Screenshot: Example output of gene set overlap, including significance values, for amplified CNV regions.
Screenshot: Example output of gene set overlap, including significance values, for deleted CNV regions.

Our second result lists each gene by ID and Symbol, then highlights which of the top categories it is in. For example, the amplified gene CDK4 overlaps with 4 categories: TCGA_GLIOBLASTOMA_COPY_NUMBER_UP, NIKOLSKY_BREAST_CANCER_12Q13_Q21_AMPLICON, LOCKWOOD_AMPLIFIED_IN_LUNG_CANCER, and PUJANA_BRCA1_PCC_NETWORK. If we examine the categories, they suggest that CDK4 is amplified in glioblastoma, breast cancer, and lung cancer, and that CDK4 is a part of the BRCA1 regulatory network. Similarly, when we examine the deleted gene NUP62, we observe that it overlaps with 5 categories: chr19q13, CAGGTG_V$E12_Q6, GGGCGGR_V$SP1_Q6, PUJANA_BRCA1_PCC_NETWORK, and DANG_BOUND_BY_MYC. This suggests that NUP62 is in the chr19q13 chromosomal region, that it contains motifs CAGGTG and GGGCGGR, and that it is associated with the BRCA regulatory network and its promoter is bound by Myc.

Screenshot: Example output of annotation for each amplified gene.
Screenshot: Example output of annotation for each deleted gene.

These results suggest that our gene list is enriched for specific chromosomal regions and specific promoter region motifs, among other functional annotations. This suggests that functionally related genes are being duplicated in CNV regions in a cancer phenotype.
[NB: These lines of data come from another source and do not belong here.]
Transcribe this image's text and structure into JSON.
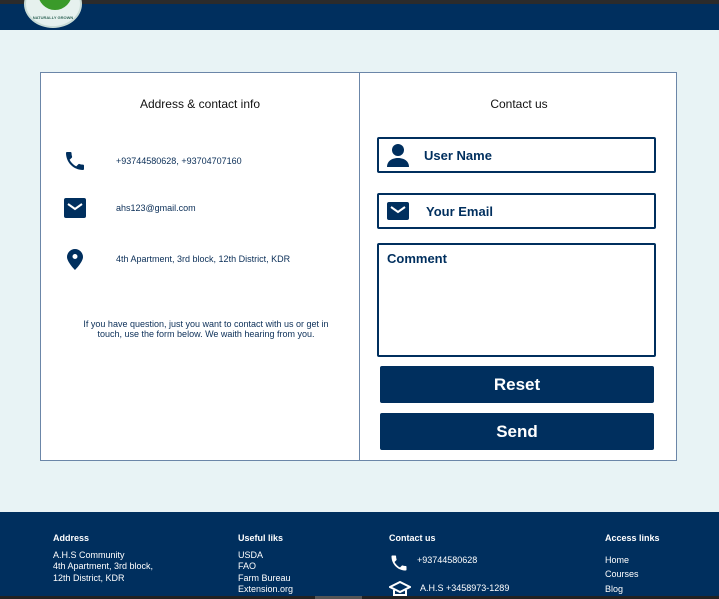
{
  "brand": {
    "logo_text": "NATURALLY GROWN"
  },
  "address_panel": {
    "title": "Address & contact info",
    "phone": "+93744580628,  +93704707160",
    "email": "ahs123@gmail.com",
    "address": "4th Apartment, 3rd block, 12th District, KDR",
    "note": "If you have question, just you want to contact with us or get in touch, use the form below. We waith hearing from you."
  },
  "contact_form": {
    "title": "Contact us",
    "username_placeholder": "User Name",
    "email_placeholder": "Your Email",
    "comment_placeholder": "Comment",
    "reset_label": "Reset",
    "send_label": "Send"
  },
  "footer": {
    "address": {
      "title": "Address",
      "lines": [
        "A.H.S Community",
        "4th Apartment, 3rd block,",
        "12th District, KDR"
      ]
    },
    "useful": {
      "title": "Useful liks",
      "links": [
        "USDA",
        "FAO",
        "Farm Bureau",
        "Extension.org"
      ]
    },
    "contact": {
      "title": "Contact us",
      "phone": "+93744580628",
      "institute": "A.H.S +3458973-1289"
    },
    "access": {
      "title": "Access links",
      "links": [
        "Home",
        "Courses",
        "Blog"
      ]
    }
  },
  "colors": {
    "primary": "#002f5e",
    "background": "#e8f3f5"
  }
}
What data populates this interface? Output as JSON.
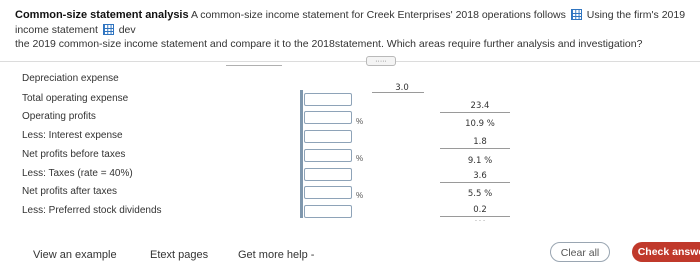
{
  "problem": {
    "title": "Common-size statement analysis",
    "text1": "A common-size income statement for Creek Enterprises' 2018 operations follows",
    "text2": "Using the firm's 2019 income statement",
    "text3": "dev",
    "text4": "the 2019 common-size income statement and compare it to the 2018statement. Which areas require further analysis and investigation?"
  },
  "more_button": "·····",
  "first_value": "3.0",
  "rows": [
    {
      "label": "Depreciation expense",
      "value": ""
    },
    {
      "label": "Total operating expense",
      "value": "23.4"
    },
    {
      "label": "Operating profits",
      "value": "10.9 %"
    },
    {
      "label": "Less: Interest expense",
      "value": "1.8"
    },
    {
      "label": "Net profits before taxes",
      "value": "9.1 %"
    },
    {
      "label": "Less: Taxes (rate = 40%)",
      "value": "3.6"
    },
    {
      "label": "Net profits after taxes",
      "value": "5.5 %"
    },
    {
      "label": "Less: Preferred stock dividends",
      "value": "0.2"
    }
  ],
  "percent_symbol": "%",
  "footer": {
    "view_example": "View an example",
    "etext_pages": "Etext pages",
    "get_more_help": "Get more help -",
    "clear_all": "Clear all",
    "check_answer": "Check answe"
  },
  "colors": {
    "check_answer_bg": "#c0392b",
    "link": "#2f74c0"
  }
}
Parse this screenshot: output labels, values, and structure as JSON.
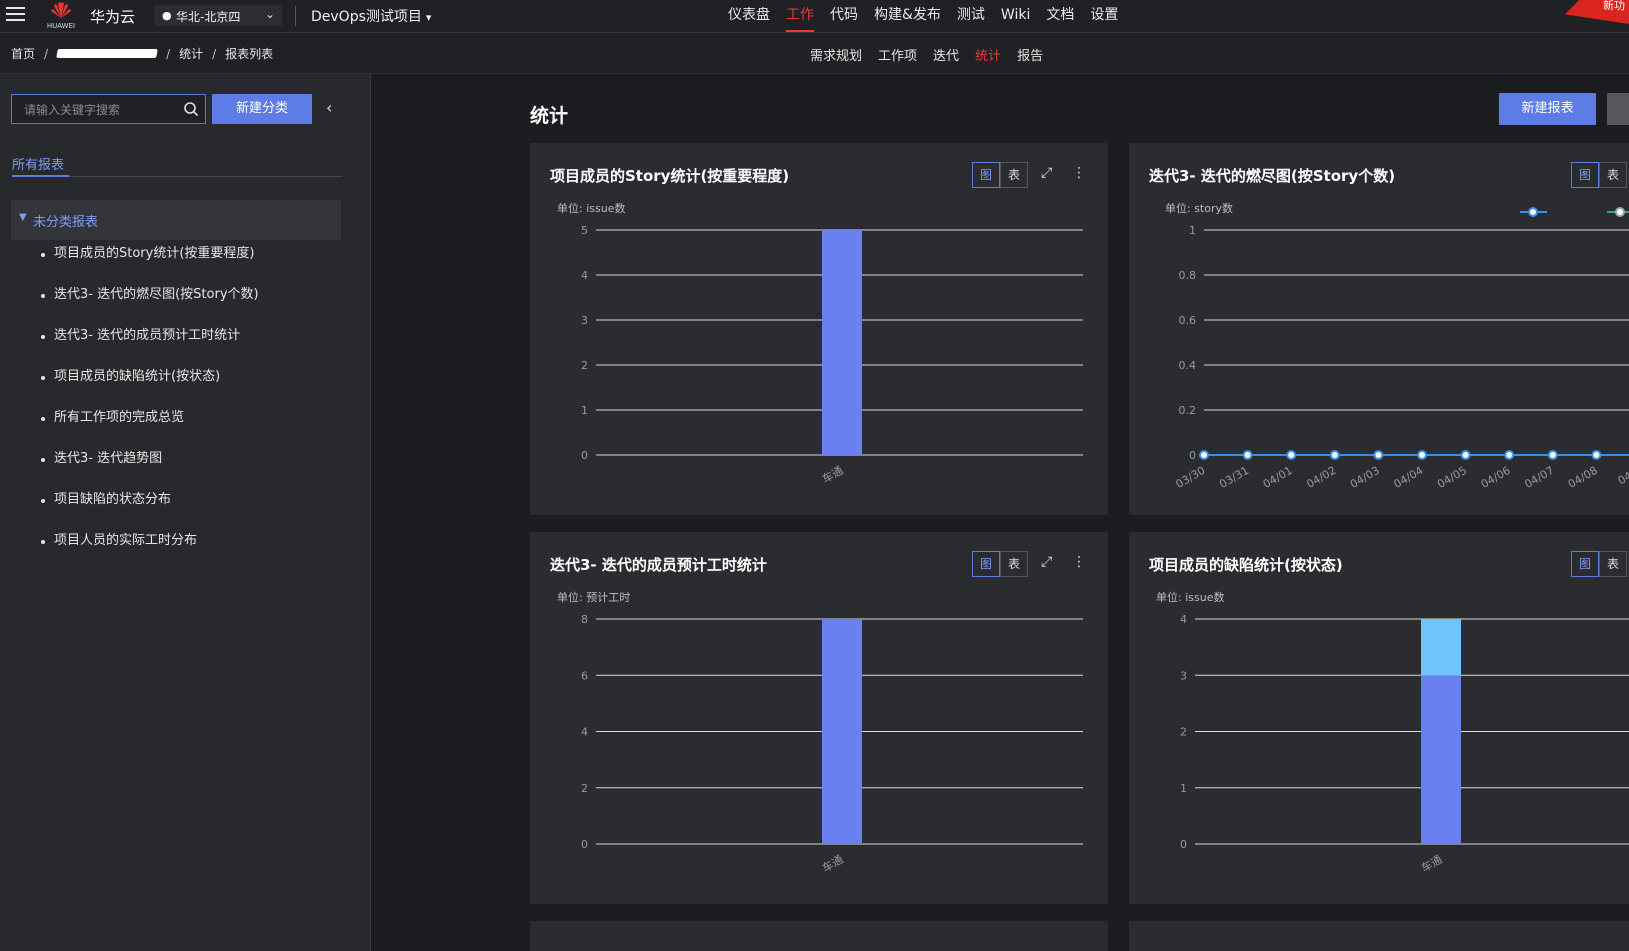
{
  "topbar": {
    "brand": "华为云",
    "logo_text": "HUAWEI",
    "region": "华北-北京四",
    "project": "DevOps测试项目",
    "nav": [
      {
        "label": "仪表盘",
        "active": false
      },
      {
        "label": "工作",
        "active": true
      },
      {
        "label": "代码",
        "active": false
      },
      {
        "label": "构建&发布",
        "active": false
      },
      {
        "label": "测试",
        "active": false
      },
      {
        "label": "Wiki",
        "active": false
      },
      {
        "label": "文档",
        "active": false
      },
      {
        "label": "设置",
        "active": false
      }
    ],
    "badge": "新功"
  },
  "breadcrumb": [
    "首页",
    "统计",
    "报表列表"
  ],
  "subnav": [
    {
      "label": "需求规划",
      "active": false
    },
    {
      "label": "工作项",
      "active": false
    },
    {
      "label": "迭代",
      "active": false
    },
    {
      "label": "统计",
      "active": true
    },
    {
      "label": "报告",
      "active": false
    }
  ],
  "sidebar": {
    "search_placeholder": "请输入关键字搜索",
    "new_category": "新建分类",
    "tab_all": "所有报表",
    "group": "未分类报表",
    "reports": [
      "项目成员的Story统计(按重要程度)",
      "迭代3- 迭代的燃尽图(按Story个数)",
      "迭代3- 迭代的成员预计工时统计",
      "项目成员的缺陷统计(按状态)",
      "所有工作项的完成总览",
      "迭代3- 迭代趋势图",
      "项目缺陷的状态分布",
      "项目人员的实际工时分布"
    ]
  },
  "main": {
    "title": "统计",
    "new_report": "新建报表",
    "toggle_chart": "图",
    "toggle_table": "表"
  },
  "colors": {
    "accent": "#5d7ce6",
    "bar": "#6a7ff0",
    "bar_light": "#6fc4fb",
    "active_red": "#e8373a",
    "line": "#3a8ee6"
  },
  "chart_data": [
    {
      "type": "bar",
      "title": "项目成员的Story统计(按重要程度)",
      "unit": "单位: issue数",
      "categories": [
        "车通"
      ],
      "series": [
        {
          "values": [
            5
          ]
        }
      ],
      "yticks": [
        0,
        1,
        2,
        3,
        4,
        5
      ],
      "ylim": [
        0,
        5
      ]
    },
    {
      "type": "line",
      "title": "迭代3- 迭代的燃尽图(按Story个数)",
      "unit": "单位: story数",
      "x": [
        "03/30",
        "03/31",
        "04/01",
        "04/02",
        "04/03",
        "04/04",
        "04/05",
        "04/06",
        "04/07",
        "04/08",
        "04/0"
      ],
      "series": [
        {
          "values": [
            0,
            0,
            0,
            0,
            0,
            0,
            0,
            0,
            0,
            0,
            0
          ]
        }
      ],
      "yticks": [
        0,
        0.2,
        0.4,
        0.6,
        0.8,
        1
      ],
      "ylim": [
        0,
        1
      ],
      "legend": "top-right"
    },
    {
      "type": "bar",
      "title": "迭代3- 迭代的成员预计工时统计",
      "unit": "单位: 预计工时",
      "categories": [
        "车通"
      ],
      "series": [
        {
          "values": [
            8
          ]
        }
      ],
      "yticks": [
        0,
        2,
        4,
        6,
        8
      ],
      "ylim": [
        0,
        8
      ]
    },
    {
      "type": "bar",
      "title": "项目成员的缺陷统计(按状态)",
      "unit": "单位: issue数",
      "categories": [
        "车通"
      ],
      "series": [
        {
          "values": [
            3
          ]
        },
        {
          "values": [
            1
          ]
        }
      ],
      "stacked": true,
      "yticks": [
        0,
        1,
        2,
        3,
        4
      ],
      "ylim": [
        0,
        4
      ]
    }
  ]
}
However, the results in this example are not necessarily significant and are only a simple representation of possible results.